“Given the extraordinary spending that has gone on under this Government in the transport sector – with little to show for it – it is more important than ever that the agency employs restraint in their use of taxpayer dollars,” said New Zealand Taxpayers’ Union board member Casey Costello (Ngāpuhi).

“With inflation at a 32-year high, New Zealanders do not want to see their hard-earned taxes being spent on navel-gazing projects that will deliver no practical benefit to Māori or non-Māori.

“If any research into the diverse transport needs of New Zealanders can be justified, it should be by understanding geographic or income differences. An urban Māori earning $120,000 per year has a lot more transport needs in common with an urban non-Māori earning $120,000 than they do with Māori living in regional New Zealand on a much lower wage.”
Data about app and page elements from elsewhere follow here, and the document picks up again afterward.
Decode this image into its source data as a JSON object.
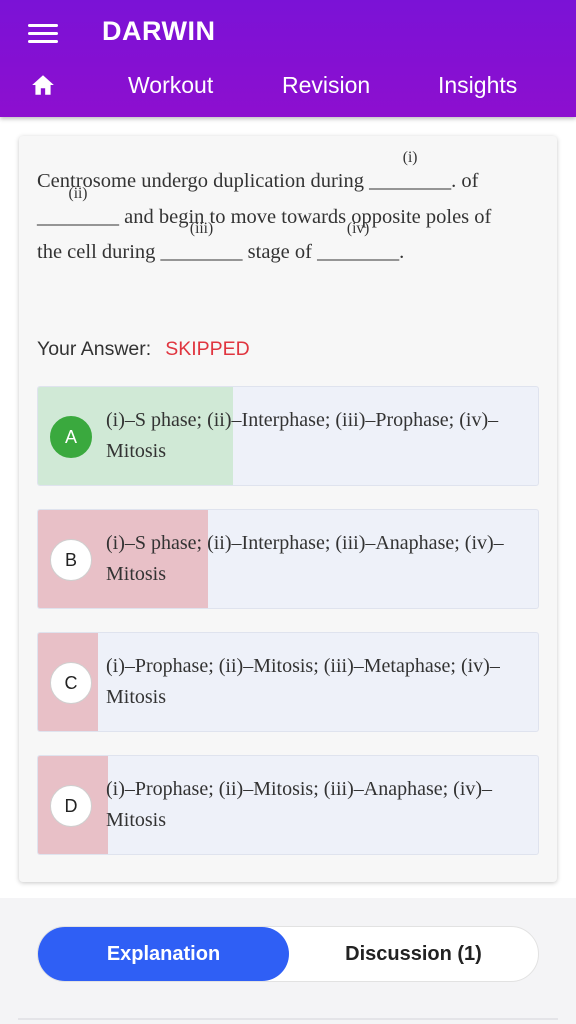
{
  "header": {
    "title": "DARWIN",
    "nav": {
      "home_icon": "home-icon",
      "tabs": [
        "Workout",
        "Revision",
        "Insights"
      ]
    },
    "color": "#7b12d6"
  },
  "question": {
    "lines": [
      {
        "pre": "Centrosome undergo duplication during ",
        "blank": "________",
        "blank_label": "(i)",
        "post": ". of"
      },
      {
        "pre": "",
        "blank": "________",
        "blank_label": "(ii)",
        "post": " and begin to move towards opposite poles of"
      },
      {
        "pre": "the cell during ",
        "blank": "________",
        "blank_label": "(iii)",
        "mid": " stage of ",
        "blank2": "________",
        "blank2_label": "(iv)",
        "post": "."
      }
    ]
  },
  "your_answer": {
    "label": "Your Answer:",
    "status": "SKIPPED",
    "status_color": "#e0353f"
  },
  "options": [
    {
      "letter": "A",
      "text": "(i)–S phase; (ii)–Interphase; (iii)–Prophase; (iv)–Mitosis",
      "state": "correct",
      "response_share": 0.39
    },
    {
      "letter": "B",
      "text": "(i)–S phase; (ii)–Interphase; (iii)–Anaphase; (iv)–Mitosis",
      "state": "wrong",
      "response_share": 0.34
    },
    {
      "letter": "C",
      "text": "(i)–Prophase; (ii)–Mitosis; (iii)–Metaphase; (iv)–Mitosis",
      "state": "wrong",
      "response_share": 0.12
    },
    {
      "letter": "D",
      "text": "(i)–Prophase; (ii)–Mitosis; (iii)–Anaphase; (iv)–Mitosis",
      "state": "wrong",
      "response_share": 0.14
    }
  ],
  "bottom_tabs": {
    "explanation": "Explanation",
    "discussion": "Discussion (1)",
    "active_color": "#2f5ff5"
  }
}
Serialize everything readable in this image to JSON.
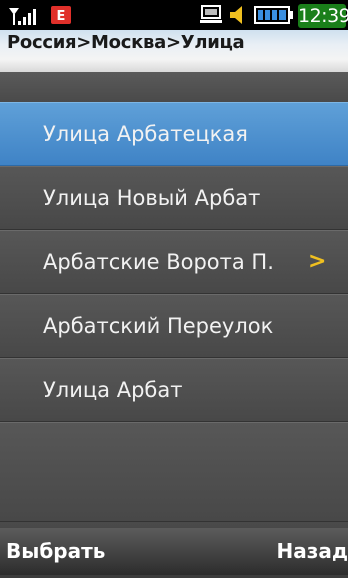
{
  "status_bar": {
    "time": "12:39",
    "icons": [
      "signal-icon",
      "envelope-icon",
      "computer-icon",
      "speaker-icon",
      "battery-icon"
    ],
    "clock_bg": "#1a7f1a",
    "envelope_color": "#e0302a",
    "speaker_color": "#f0c020"
  },
  "header": {
    "breadcrumb": "Россия>Москва>Улица"
  },
  "list": {
    "items": [
      {
        "label": "Улица Арбатецкая",
        "selected": true
      },
      {
        "label": "Улица Новый Арбат",
        "selected": false
      },
      {
        "label": "Арбатские Ворота П.",
        "selected": false,
        "chevron": ">"
      },
      {
        "label": "Арбатский Переулок",
        "selected": false
      },
      {
        "label": "Улица Арбат",
        "selected": false
      }
    ],
    "selected_color": "#4a8fd0",
    "chevron_color": "#f0c020"
  },
  "softkeys": {
    "left_label": "Выбрать",
    "right_label": "Назад"
  }
}
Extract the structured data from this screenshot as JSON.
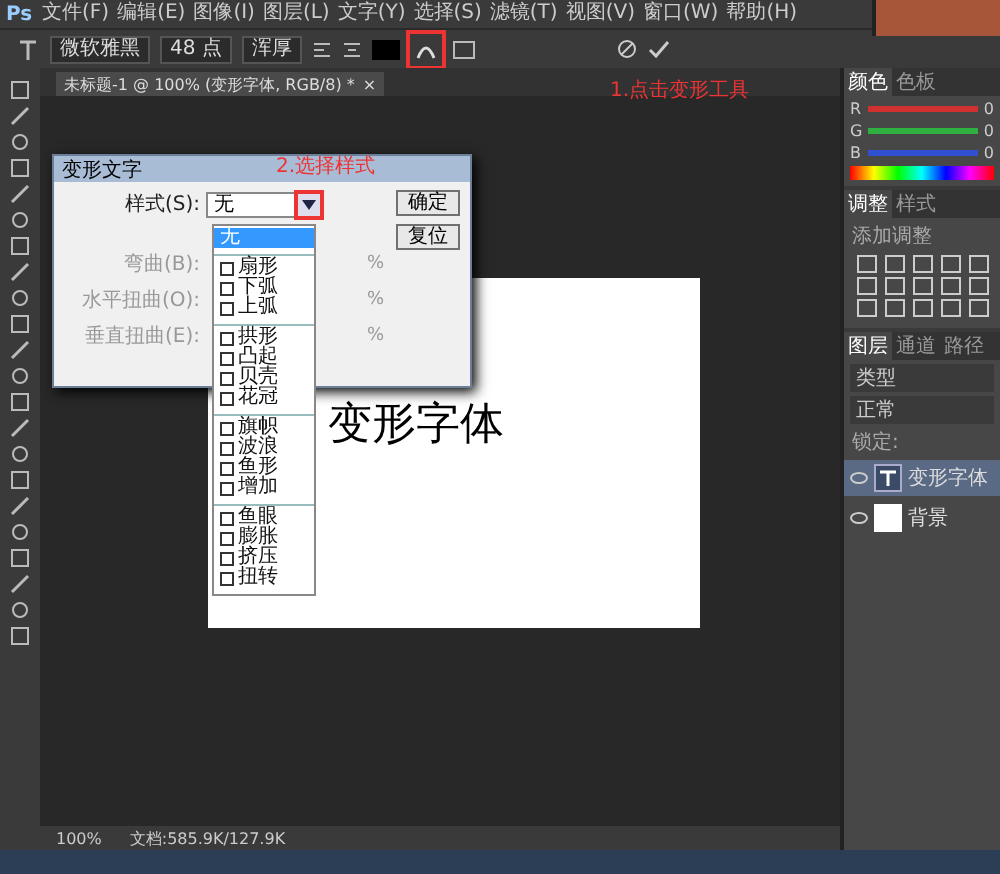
{
  "app_logo": "Ps",
  "menu": [
    "文件(F)",
    "编辑(E)",
    "图像(I)",
    "图层(L)",
    "文字(Y)",
    "选择(S)",
    "滤镜(T)",
    "视图(V)",
    "窗口(W)",
    "帮助(H)"
  ],
  "options_bar": {
    "font_family": "微软雅黑",
    "font_size": "48 点",
    "antialias": "浑厚",
    "warp_button": {
      "highlighted": true
    }
  },
  "document_tab": {
    "title": "未标题-1 @ 100% (变形字体, RGB/8) *",
    "close": "×"
  },
  "annotations": [
    {
      "text": "1.点击变形工具",
      "kind": "toolbar"
    },
    {
      "text": "2.选择样式",
      "kind": "dialog"
    }
  ],
  "canvas": {
    "text": "变形字体"
  },
  "dialog": {
    "title": "变形文字",
    "style_label": "样式(S):",
    "style_value": "无",
    "arrow_highlighted": true,
    "sliders": [
      {
        "label": "弯曲(B):",
        "unit": "%"
      },
      {
        "label": "水平扭曲(O):",
        "unit": "%"
      },
      {
        "label": "垂直扭曲(E):",
        "unit": "%"
      }
    ],
    "buttons": [
      "确定",
      "复位"
    ],
    "style_groups": [
      {
        "items": [
          {
            "label": "无",
            "selected": true
          }
        ]
      },
      {
        "items": [
          {
            "label": "扇形",
            "selected": false
          },
          {
            "label": "下弧",
            "selected": false
          },
          {
            "label": "上弧",
            "selected": false
          }
        ]
      },
      {
        "items": [
          {
            "label": "拱形",
            "selected": false
          },
          {
            "label": "凸起",
            "selected": false
          },
          {
            "label": "贝壳",
            "selected": false
          },
          {
            "label": "花冠",
            "selected": false
          }
        ]
      },
      {
        "items": [
          {
            "label": "旗帜",
            "selected": false
          },
          {
            "label": "波浪",
            "selected": false
          },
          {
            "label": "鱼形",
            "selected": false
          },
          {
            "label": "增加",
            "selected": false
          }
        ]
      },
      {
        "items": [
          {
            "label": "鱼眼",
            "selected": false
          },
          {
            "label": "膨胀",
            "selected": false
          },
          {
            "label": "挤压",
            "selected": false
          },
          {
            "label": "扭转",
            "selected": false
          }
        ]
      }
    ]
  },
  "color_panel": {
    "tabs": [
      {
        "label": "颜色",
        "selected": true
      },
      {
        "label": "色板",
        "selected": false
      }
    ],
    "channels": [
      {
        "name": "R",
        "value": "0",
        "color": "#d03030"
      },
      {
        "name": "G",
        "value": "0",
        "color": "#30b040"
      },
      {
        "name": "B",
        "value": "0",
        "color": "#3050d0"
      }
    ]
  },
  "adjust_panel": {
    "tabs": [
      {
        "label": "调整",
        "selected": true
      },
      {
        "label": "样式",
        "selected": false
      }
    ],
    "hint": "添加调整"
  },
  "layers_panel": {
    "tabs": [
      {
        "label": "图层",
        "selected": true
      },
      {
        "label": "通道",
        "selected": false
      },
      {
        "label": "路径",
        "selected": false
      }
    ],
    "filter": "类型",
    "blend": "正常",
    "lock": "锁定:",
    "layers": [
      {
        "name": "变形字体",
        "kind": "text",
        "selected": true
      },
      {
        "name": "背景",
        "kind": "image",
        "selected": false
      }
    ]
  },
  "status_bar": {
    "zoom": "100%",
    "doc": "文档:585.9K/127.9K"
  }
}
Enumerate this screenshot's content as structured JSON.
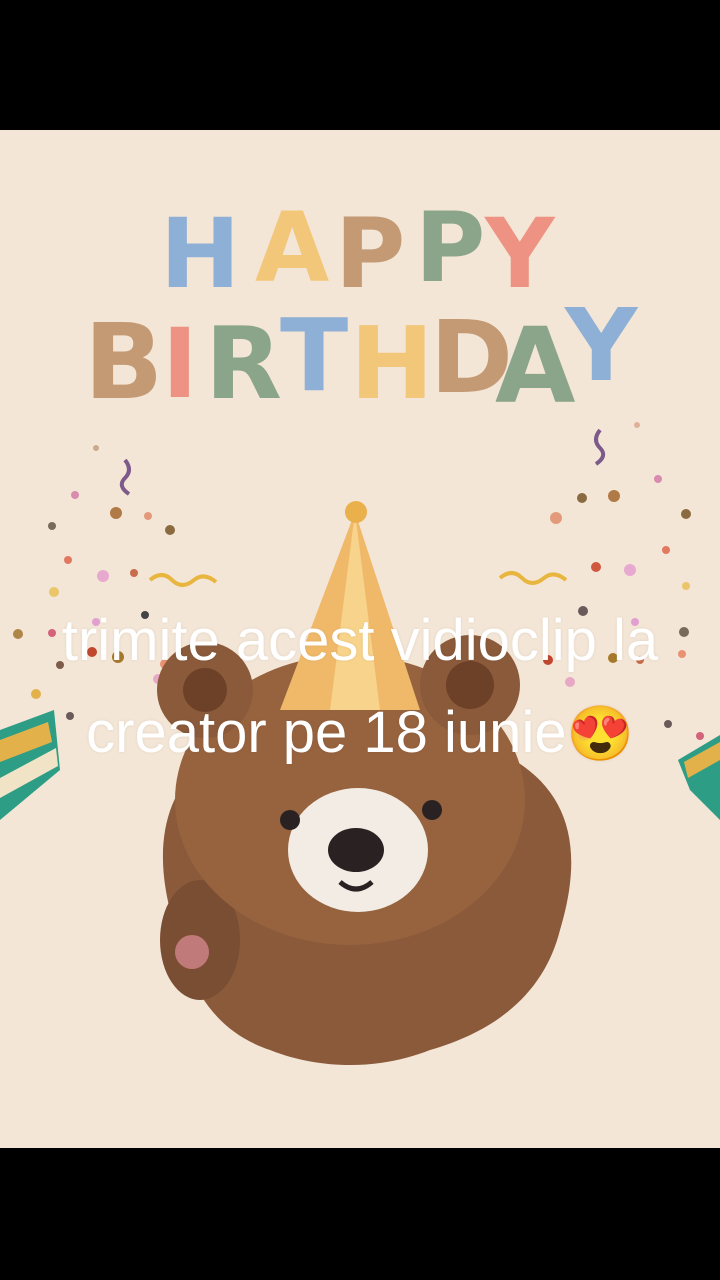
{
  "greeting": {
    "line1": [
      "H",
      "A",
      "P",
      "P",
      "Y"
    ],
    "line2": [
      "B",
      "I",
      "R",
      "T",
      "H",
      "D",
      "A",
      "Y"
    ],
    "colors": {
      "blue": "#8fb0d6",
      "yellow": "#f3c779",
      "brown": "#c49a74",
      "green": "#8ba58a",
      "pink": "#ee9383"
    }
  },
  "caption": {
    "text": "trimite acest vidioclip la creator pe 18 iunie",
    "emoji": "😍"
  },
  "icons": {
    "bear": "bear-illustration",
    "hat": "party-hat-icon",
    "confetti": "confetti-icon",
    "popper": "party-popper-icon"
  }
}
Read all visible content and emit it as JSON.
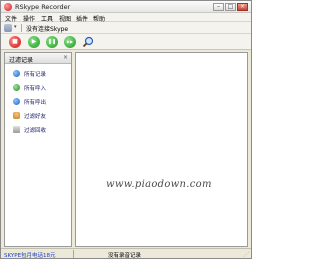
{
  "window": {
    "title": "RSkype Recorder",
    "minimize_glyph": "–",
    "maximize_glyph": "□",
    "close_glyph": "×"
  },
  "menu": {
    "items": [
      "文件",
      "操作",
      "工具",
      "视图",
      "插件",
      "帮助"
    ]
  },
  "contact_toolbar": {
    "dropdown_glyph": "▾",
    "status_label": "没有连接Skype"
  },
  "record_toolbar": {
    "stop_glyph": "■",
    "play_glyph": "▶",
    "pause_glyph": "❚❚",
    "next_glyph": "▶▶",
    "search_glyph": "🔍"
  },
  "left_panel": {
    "header": "过滤记录",
    "close_glyph": "×",
    "items": [
      {
        "label": "所有记录",
        "icon": "all-records-icon"
      },
      {
        "label": "所有呼入",
        "icon": "incoming-icon"
      },
      {
        "label": "所有呼出",
        "icon": "outgoing-icon"
      },
      {
        "label": "过滤好友",
        "icon": "filter-friends-icon"
      },
      {
        "label": "过滤回收",
        "icon": "filter-recycle-icon"
      }
    ]
  },
  "content": {
    "watermark": "www.piaodown.com"
  },
  "status": {
    "left": "SKYPE包月电话18元",
    "center": "没有录音记录"
  }
}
Costello said the “wasteful” spending by the Government is only “pouring fuel on the fire of rapidly escalating inflation and the cost of living crisis”.

“Every spending decision made by Government agencies and departments should be scrutinised and justified. This particular project does not pass what should be an ever higher benchmark for what is appropriate public spending.”

The New Zealand Transport Agency has advertised for tenders for the research, which seeks to ask questions including:

  • How Māori perceive the transport system in Aotearoa (e.g., as a whole system, a set of infrastructure, a way to get from A to B or something that provides access to opportunity, etc) and why have these perceptions come about?
  • How are Māori responding to government priorities for transport, such as the road to zero strategy and mode shift?
  • What are Māori expectations and priorities for transport, now and in the short, medium, and long-term future?